- Mar 14, 2019
- Reaction score
- Gilbert, AZ
How Local and Federal Policies are Criminalizing Homelessness | The Takeaway | WNYC Studios
Homelessness is on the rise throughout the country, and so is its criminalization.
A recent Supreme Court decision upheld a lower federal court's ruling on civil rights for people experiencing homelessness. The Trump administration has assigned a new "homelessness czar." And President Trump is mulling over an executive order that may empower local police to get rid of homeless encampments.
Against the backdrop of all these developments at the federal level, there has been a trend of cities passing ordinances that criminalize homelessness.
The National Law Center on Homelessness and Poverty tracked 187 cities and their laws, and found that 72 percent of them have at least one law restricting camping in public. The Law Center also documented that a person experiencing homelessness is up to 11 times more likely to be arrested than a housed person.

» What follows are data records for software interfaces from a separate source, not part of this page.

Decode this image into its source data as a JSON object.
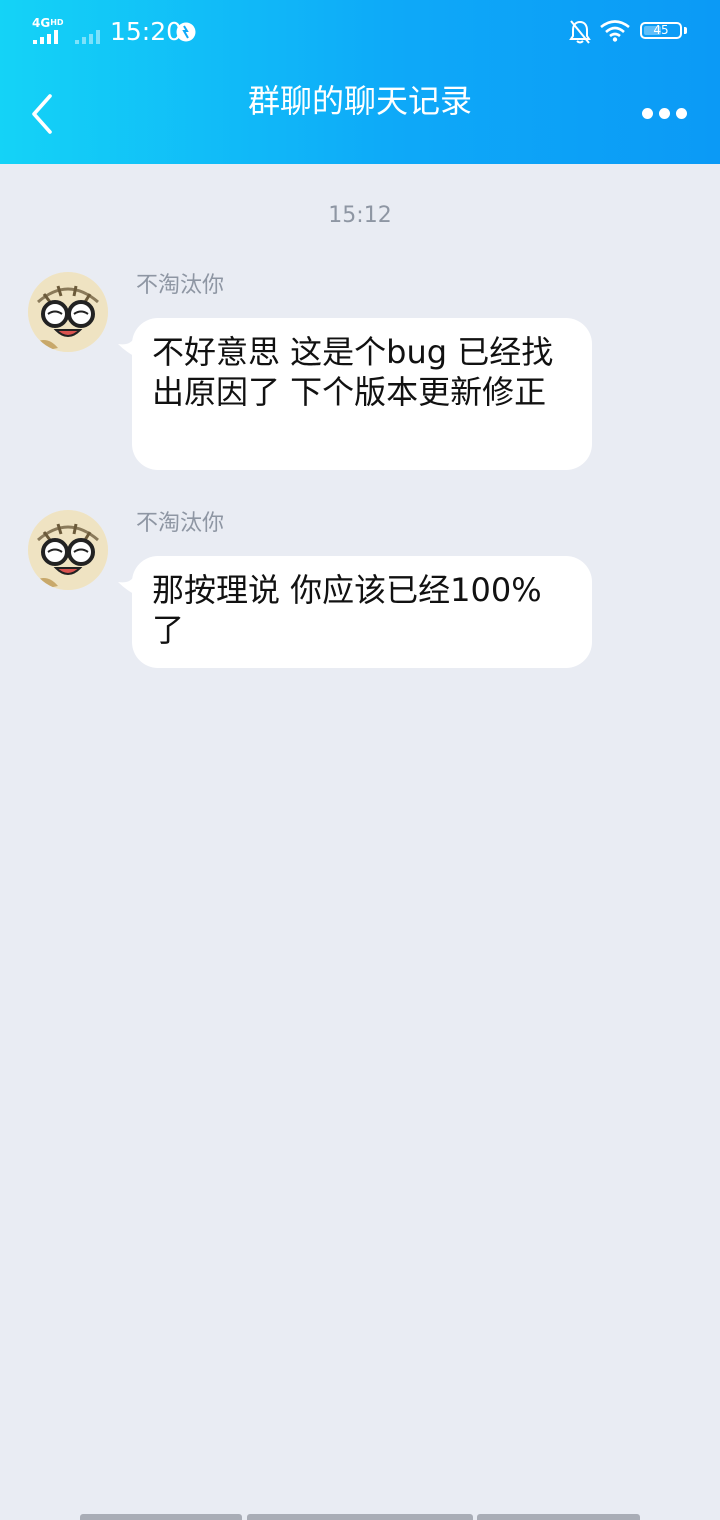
{
  "status_bar": {
    "network": "4G",
    "network_suffix": "HD",
    "time": "15:20",
    "battery": "45"
  },
  "header": {
    "title": "群聊的聊天记录"
  },
  "timestamp": "15:12",
  "messages": [
    {
      "sender": "不淘汰你",
      "text": "不好意思 这是个bug 已经找出原因了 下个版本更新修正"
    },
    {
      "sender": "不淘汰你",
      "text": "那按理说 你应该已经100%了"
    }
  ],
  "colors": {
    "header_start": "#14d3f7",
    "header_end": "#0b9af6",
    "background": "#e9ecf3",
    "secondary_text": "#8e96a3"
  }
}
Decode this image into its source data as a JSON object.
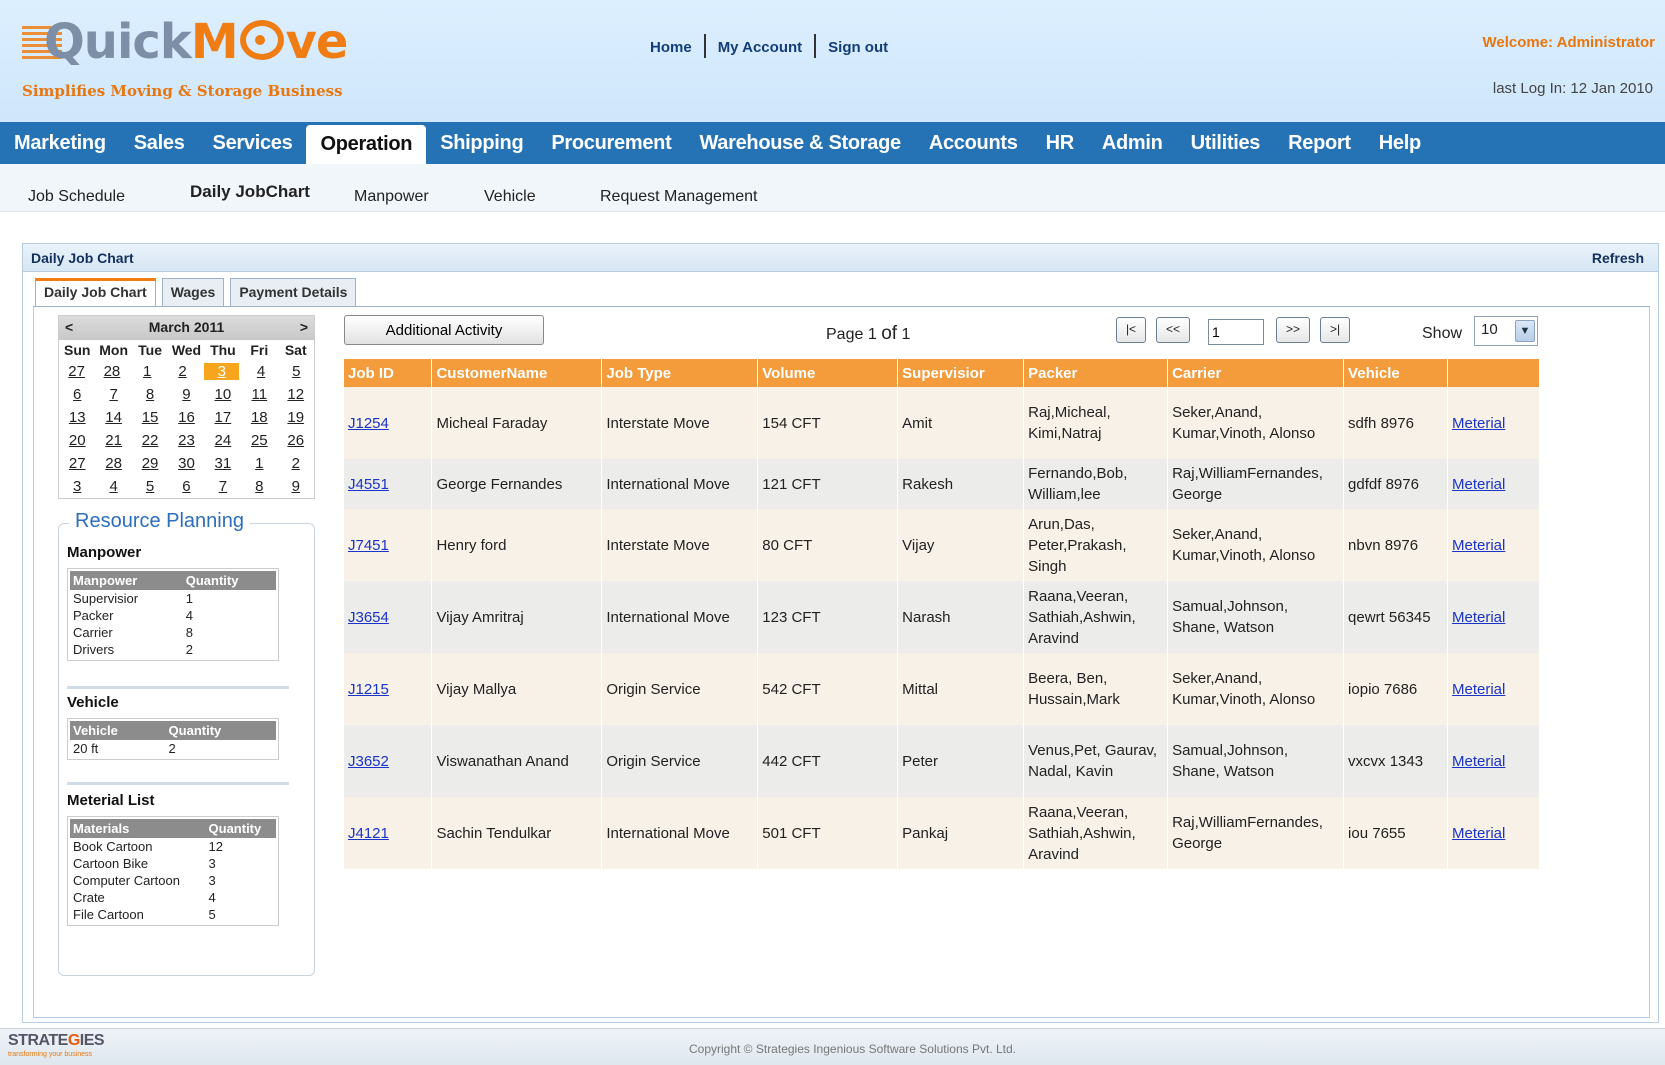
{
  "brand": {
    "name_part1": "Quick",
    "name_part2": "M",
    "name_part3": "ve",
    "tagline": "Simplifies Moving & Storage Business"
  },
  "toplinks": [
    "Home",
    "My Account",
    "Sign out"
  ],
  "welcome": "Welcome: Administrator",
  "last_login": "last Log In: 12 Jan 2010",
  "mainnav": [
    "Marketing",
    "Sales",
    "Services",
    "Operation",
    "Shipping",
    "Procurement",
    "Warehouse & Storage",
    "Accounts",
    "HR",
    "Admin",
    "Utilities",
    "Report",
    "Help"
  ],
  "mainnav_active": "Operation",
  "subnav": [
    "Job Schedule",
    "Daily JobChart",
    "Manpower",
    "Vehicle",
    "Request Management"
  ],
  "subnav_active": "Daily JobChart",
  "panel": {
    "title": "Daily Job Chart",
    "refresh": "Refresh"
  },
  "tabs": [
    "Daily Job Chart",
    "Wages",
    "Payment Details"
  ],
  "calendar": {
    "prev": "<",
    "next": ">",
    "month": "March 2011",
    "dow": [
      "Sun",
      "Mon",
      "Tue",
      "Wed",
      "Thu",
      "Fri",
      "Sat"
    ],
    "weeks": [
      [
        "27",
        "28",
        "1",
        "2",
        "3",
        "4",
        "5"
      ],
      [
        "6",
        "7",
        "8",
        "9",
        "10",
        "11",
        "12"
      ],
      [
        "13",
        "14",
        "15",
        "16",
        "17",
        "18",
        "19"
      ],
      [
        "20",
        "21",
        "22",
        "23",
        "24",
        "25",
        "26"
      ],
      [
        "27",
        "28",
        "29",
        "30",
        "31",
        "1",
        "2"
      ],
      [
        "3",
        "4",
        "5",
        "6",
        "7",
        "8",
        "9"
      ]
    ],
    "today": "3"
  },
  "resource": {
    "title": "Resource Planning",
    "manpower": {
      "heading": "Manpower",
      "cols": [
        "Manpower",
        "Quantity"
      ],
      "rows": [
        [
          "Supervisior",
          "1"
        ],
        [
          "Packer",
          "4"
        ],
        [
          "Carrier",
          "8"
        ],
        [
          "Drivers",
          "2"
        ]
      ]
    },
    "vehicle": {
      "heading": "Vehicle",
      "cols": [
        "Vehicle",
        "Quantity"
      ],
      "rows": [
        [
          "20 ft",
          "2"
        ]
      ]
    },
    "material": {
      "heading": "Meterial List",
      "cols": [
        "Materials",
        "Quantity"
      ],
      "rows": [
        [
          "Book Cartoon",
          "12"
        ],
        [
          "Cartoon Bike",
          "3"
        ],
        [
          "Computer Cartoon",
          "3"
        ],
        [
          "Crate",
          "4"
        ],
        [
          "File Cartoon",
          "5"
        ]
      ]
    }
  },
  "toolbar": {
    "additional": "Additional Activity",
    "page_label": "Page",
    "page_num": "1",
    "of_label": "of",
    "page_total": "1",
    "first": "|<",
    "prev": "<<",
    "page_input": "1",
    "next": ">>",
    "last": ">|",
    "show_label": "Show",
    "show_value": "10"
  },
  "grid": {
    "cols": [
      "Job ID",
      "CustomerName",
      "Job Type",
      "Volume",
      "Supervisior",
      "Packer",
      "Carrier",
      "Vehicle",
      ""
    ],
    "rows": [
      {
        "id": "J1254",
        "customer": "Micheal Faraday",
        "type": "Interstate Move",
        "volume": "154 CFT",
        "supervisor": "Amit",
        "packer": "Raj,Micheal, Kimi,Natraj",
        "carrier": "Seker,Anand, Kumar,Vinoth, Alonso",
        "vehicle": "sdfh 8976",
        "link": "Meterial"
      },
      {
        "id": "J4551",
        "customer": "George Fernandes",
        "type": "International Move",
        "volume": "121 CFT",
        "supervisor": "Rakesh",
        "packer": "Fernando,Bob, William,lee",
        "carrier": "Raj,WilliamFernandes, George",
        "vehicle": "gdfdf 8976",
        "link": "Meterial"
      },
      {
        "id": "J7451",
        "customer": "Henry ford",
        "type": "Interstate Move",
        "volume": "80 CFT",
        "supervisor": "Vijay",
        "packer": "Arun,Das, Peter,Prakash, Singh",
        "carrier": "Seker,Anand, Kumar,Vinoth, Alonso",
        "vehicle": "nbvn 8976",
        "link": "Meterial"
      },
      {
        "id": "J3654",
        "customer": "Vijay Amritraj",
        "type": "International Move",
        "volume": "123 CFT",
        "supervisor": "Narash",
        "packer": "Raana,Veeran, Sathiah,Ashwin, Aravind",
        "carrier": "Samual,Johnson, Shane, Watson",
        "vehicle": "qewrt 56345",
        "link": "Meterial"
      },
      {
        "id": "J1215",
        "customer": "Vijay Mallya",
        "type": "Origin Service",
        "volume": "542 CFT",
        "supervisor": "Mittal",
        "packer": "Beera, Ben, Hussain,Mark",
        "carrier": "Seker,Anand, Kumar,Vinoth, Alonso",
        "vehicle": "iopio 7686",
        "link": "Meterial"
      },
      {
        "id": "J3652",
        "customer": "Viswanathan Anand",
        "type": "Origin Service",
        "volume": "442 CFT",
        "supervisor": "Peter",
        "packer": "Venus,Pet, Gaurav, Nadal, Kavin",
        "carrier": "Samual,Johnson, Shane, Watson",
        "vehicle": "vxcvx 1343",
        "link": "Meterial"
      },
      {
        "id": "J4121",
        "customer": "Sachin Tendulkar",
        "type": "International Move",
        "volume": "501 CFT",
        "supervisor": "Pankaj",
        "packer": "Raana,Veeran, Sathiah,Ashwin, Aravind",
        "carrier": "Raj,WilliamFernandes, George",
        "vehicle": "iou 7655",
        "link": "Meterial"
      }
    ]
  },
  "footer": {
    "logo_a": "STRATE",
    "logo_g": "G",
    "logo_b": "IES",
    "sub": "transforming your business",
    "copyright": "Copyright © Strategies Ingenious Software Solutions Pvt. Ltd."
  },
  "colors": {
    "nav": "#2572b4",
    "accent": "#f07c14",
    "header": "#f49b3c"
  }
}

To help us make sense of all this, The Takeaway is joined by two guests:
Will James, a reporter with KNKX in Seattle, Washington.
And Sara Rankin, the director of the Homeless Rights Advocacy Project at Seattle University School of Law.
So, why are we seeing a rise in homelessness? Basically, a rise in rents, especially in the west coast. Wages are high, economy is booming, but it is too expensive. Also substance abuse, and childhood traumas, but the reality is rising rents and high competition for limited housing stock. They get into sheltered homelessness (couch surfing, staying with friends or family) vs unsheltered homelessness.
They talk about their views of Martin V Boise and the SCOTUS not hearing it, as well as Trump's "homelessness czar", who Sara doesn't seem to have a high opinion of, but didn't seem to go for any attacks.
And some background.
Martin v. City of Boise - Harvard Law Review
When should judges protect the people, and when should they defer to them? In countless contentious cases, courts have split: majorities invalidate laws to...